:: Provided data ::

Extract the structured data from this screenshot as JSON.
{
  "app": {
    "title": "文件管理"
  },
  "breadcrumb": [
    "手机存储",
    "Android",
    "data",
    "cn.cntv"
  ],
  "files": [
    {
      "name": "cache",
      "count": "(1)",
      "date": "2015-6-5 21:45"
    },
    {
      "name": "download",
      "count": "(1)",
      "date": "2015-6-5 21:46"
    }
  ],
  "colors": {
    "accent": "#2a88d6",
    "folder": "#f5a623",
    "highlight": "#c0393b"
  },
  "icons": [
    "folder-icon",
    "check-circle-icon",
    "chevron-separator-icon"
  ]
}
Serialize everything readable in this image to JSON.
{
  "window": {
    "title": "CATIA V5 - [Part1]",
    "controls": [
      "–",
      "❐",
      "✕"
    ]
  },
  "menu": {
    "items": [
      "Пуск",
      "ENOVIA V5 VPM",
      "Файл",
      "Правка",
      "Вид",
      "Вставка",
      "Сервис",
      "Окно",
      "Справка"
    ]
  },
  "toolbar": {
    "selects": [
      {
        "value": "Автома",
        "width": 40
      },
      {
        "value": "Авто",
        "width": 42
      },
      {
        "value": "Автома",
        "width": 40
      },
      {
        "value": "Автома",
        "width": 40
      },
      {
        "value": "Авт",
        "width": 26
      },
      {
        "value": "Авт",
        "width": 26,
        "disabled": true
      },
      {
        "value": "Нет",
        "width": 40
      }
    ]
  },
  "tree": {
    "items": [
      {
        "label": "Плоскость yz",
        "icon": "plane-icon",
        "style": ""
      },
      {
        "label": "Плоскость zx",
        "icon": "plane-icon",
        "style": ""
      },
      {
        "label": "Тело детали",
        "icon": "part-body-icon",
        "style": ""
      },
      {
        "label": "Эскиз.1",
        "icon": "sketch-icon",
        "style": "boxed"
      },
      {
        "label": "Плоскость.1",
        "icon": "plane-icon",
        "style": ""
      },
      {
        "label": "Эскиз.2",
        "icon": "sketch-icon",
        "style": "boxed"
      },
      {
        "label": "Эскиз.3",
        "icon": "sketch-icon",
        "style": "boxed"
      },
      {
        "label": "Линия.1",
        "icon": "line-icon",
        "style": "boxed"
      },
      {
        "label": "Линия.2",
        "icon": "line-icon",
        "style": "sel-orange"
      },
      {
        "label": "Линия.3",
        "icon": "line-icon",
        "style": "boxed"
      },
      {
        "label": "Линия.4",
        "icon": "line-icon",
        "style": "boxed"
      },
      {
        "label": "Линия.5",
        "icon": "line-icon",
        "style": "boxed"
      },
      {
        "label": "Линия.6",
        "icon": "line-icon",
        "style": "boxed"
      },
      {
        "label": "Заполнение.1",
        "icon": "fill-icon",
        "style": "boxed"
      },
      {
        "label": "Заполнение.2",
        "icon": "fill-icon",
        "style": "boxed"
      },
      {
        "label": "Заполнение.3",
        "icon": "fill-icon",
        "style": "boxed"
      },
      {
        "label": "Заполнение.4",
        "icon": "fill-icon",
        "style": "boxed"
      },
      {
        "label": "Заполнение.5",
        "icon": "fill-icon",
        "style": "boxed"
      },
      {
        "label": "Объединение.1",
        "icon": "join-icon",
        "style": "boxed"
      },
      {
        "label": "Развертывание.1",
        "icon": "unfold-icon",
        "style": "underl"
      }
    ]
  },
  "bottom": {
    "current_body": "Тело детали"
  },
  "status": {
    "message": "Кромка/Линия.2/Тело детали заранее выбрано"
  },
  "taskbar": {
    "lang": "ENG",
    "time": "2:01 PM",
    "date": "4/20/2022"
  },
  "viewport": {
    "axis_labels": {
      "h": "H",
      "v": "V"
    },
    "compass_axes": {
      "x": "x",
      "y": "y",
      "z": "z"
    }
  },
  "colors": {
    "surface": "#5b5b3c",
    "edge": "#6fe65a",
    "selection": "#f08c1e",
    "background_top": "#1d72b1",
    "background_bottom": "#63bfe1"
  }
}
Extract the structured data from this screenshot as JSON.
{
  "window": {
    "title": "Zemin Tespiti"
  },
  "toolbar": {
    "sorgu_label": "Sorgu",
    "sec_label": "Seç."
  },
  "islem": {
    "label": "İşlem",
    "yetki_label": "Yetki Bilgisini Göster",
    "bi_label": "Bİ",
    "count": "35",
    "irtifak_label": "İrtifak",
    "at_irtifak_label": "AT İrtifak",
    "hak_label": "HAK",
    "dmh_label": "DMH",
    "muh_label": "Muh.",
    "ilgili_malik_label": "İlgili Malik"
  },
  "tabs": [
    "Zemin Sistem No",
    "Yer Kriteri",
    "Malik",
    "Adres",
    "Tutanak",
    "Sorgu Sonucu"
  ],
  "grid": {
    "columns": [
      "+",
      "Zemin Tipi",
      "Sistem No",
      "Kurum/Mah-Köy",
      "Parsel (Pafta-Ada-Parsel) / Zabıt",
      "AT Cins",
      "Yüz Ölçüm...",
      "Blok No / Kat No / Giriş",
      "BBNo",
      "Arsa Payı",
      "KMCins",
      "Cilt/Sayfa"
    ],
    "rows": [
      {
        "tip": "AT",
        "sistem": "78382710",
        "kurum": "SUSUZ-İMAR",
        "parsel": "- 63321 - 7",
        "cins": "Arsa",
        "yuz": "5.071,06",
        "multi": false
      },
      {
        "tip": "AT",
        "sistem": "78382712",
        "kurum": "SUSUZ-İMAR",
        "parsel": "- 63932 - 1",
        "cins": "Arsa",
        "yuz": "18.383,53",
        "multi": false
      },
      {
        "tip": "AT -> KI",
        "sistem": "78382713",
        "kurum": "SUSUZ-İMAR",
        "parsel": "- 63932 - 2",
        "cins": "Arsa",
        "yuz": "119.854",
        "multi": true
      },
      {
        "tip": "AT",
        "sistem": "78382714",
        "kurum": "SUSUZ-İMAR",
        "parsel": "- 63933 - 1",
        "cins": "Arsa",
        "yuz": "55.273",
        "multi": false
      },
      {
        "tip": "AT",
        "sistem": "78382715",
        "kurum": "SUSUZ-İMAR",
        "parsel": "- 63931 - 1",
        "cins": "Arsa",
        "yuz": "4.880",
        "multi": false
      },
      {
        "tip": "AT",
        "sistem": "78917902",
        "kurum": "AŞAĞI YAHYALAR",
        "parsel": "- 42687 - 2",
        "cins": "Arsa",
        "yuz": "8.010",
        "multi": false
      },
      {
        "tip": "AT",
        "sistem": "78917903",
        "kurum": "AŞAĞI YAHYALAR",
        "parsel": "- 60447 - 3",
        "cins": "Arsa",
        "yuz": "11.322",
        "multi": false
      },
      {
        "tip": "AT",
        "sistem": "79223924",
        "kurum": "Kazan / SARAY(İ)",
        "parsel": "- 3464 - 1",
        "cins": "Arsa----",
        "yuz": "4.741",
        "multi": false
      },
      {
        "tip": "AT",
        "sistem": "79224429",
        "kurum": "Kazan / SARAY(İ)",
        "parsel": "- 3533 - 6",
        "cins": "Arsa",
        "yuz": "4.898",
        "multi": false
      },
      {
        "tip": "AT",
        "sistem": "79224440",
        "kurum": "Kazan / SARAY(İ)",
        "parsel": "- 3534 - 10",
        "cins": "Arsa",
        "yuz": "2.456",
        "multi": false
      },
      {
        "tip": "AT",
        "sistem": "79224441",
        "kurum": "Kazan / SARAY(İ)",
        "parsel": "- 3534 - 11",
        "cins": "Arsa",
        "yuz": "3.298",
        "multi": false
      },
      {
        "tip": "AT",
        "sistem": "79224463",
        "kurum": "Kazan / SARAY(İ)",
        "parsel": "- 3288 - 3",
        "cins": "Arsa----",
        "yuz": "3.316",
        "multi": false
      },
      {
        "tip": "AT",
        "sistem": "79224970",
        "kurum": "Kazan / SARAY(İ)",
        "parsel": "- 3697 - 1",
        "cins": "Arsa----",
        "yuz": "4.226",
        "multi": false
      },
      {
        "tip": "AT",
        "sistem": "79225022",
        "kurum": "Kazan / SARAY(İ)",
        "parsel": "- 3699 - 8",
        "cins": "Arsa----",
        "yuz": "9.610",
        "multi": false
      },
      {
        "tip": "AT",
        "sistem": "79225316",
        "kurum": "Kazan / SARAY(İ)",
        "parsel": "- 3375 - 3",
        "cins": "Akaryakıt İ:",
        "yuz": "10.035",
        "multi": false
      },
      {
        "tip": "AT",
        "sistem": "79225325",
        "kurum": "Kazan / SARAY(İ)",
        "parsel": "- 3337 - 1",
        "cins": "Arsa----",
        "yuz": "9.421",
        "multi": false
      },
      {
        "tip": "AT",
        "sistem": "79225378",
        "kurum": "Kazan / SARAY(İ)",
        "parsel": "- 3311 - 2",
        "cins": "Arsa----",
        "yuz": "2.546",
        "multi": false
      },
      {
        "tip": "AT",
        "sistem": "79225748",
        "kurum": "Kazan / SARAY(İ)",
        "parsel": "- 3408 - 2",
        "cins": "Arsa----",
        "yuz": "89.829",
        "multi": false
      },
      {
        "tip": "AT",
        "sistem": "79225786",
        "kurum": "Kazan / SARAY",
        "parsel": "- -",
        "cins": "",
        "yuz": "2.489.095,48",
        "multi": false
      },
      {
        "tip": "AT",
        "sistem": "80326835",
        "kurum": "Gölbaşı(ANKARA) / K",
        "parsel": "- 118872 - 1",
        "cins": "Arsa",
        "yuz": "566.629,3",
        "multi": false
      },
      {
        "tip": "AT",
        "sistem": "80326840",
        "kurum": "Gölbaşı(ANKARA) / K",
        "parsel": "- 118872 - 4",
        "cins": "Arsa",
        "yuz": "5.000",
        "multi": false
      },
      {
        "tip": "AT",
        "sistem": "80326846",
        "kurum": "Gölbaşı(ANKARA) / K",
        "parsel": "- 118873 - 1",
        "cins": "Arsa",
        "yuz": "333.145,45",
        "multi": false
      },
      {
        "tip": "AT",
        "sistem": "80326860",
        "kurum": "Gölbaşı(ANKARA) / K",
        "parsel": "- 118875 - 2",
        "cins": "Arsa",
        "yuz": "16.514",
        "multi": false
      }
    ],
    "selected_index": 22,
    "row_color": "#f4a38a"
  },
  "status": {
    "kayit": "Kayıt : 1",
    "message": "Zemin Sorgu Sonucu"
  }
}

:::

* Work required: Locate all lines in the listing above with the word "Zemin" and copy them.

* Written reply:
    "title": "Zemin Tespiti"
    "Zemin Sistem No",
      "Zemin Tipi",
    "message": "Zemin Sorgu Sonucu"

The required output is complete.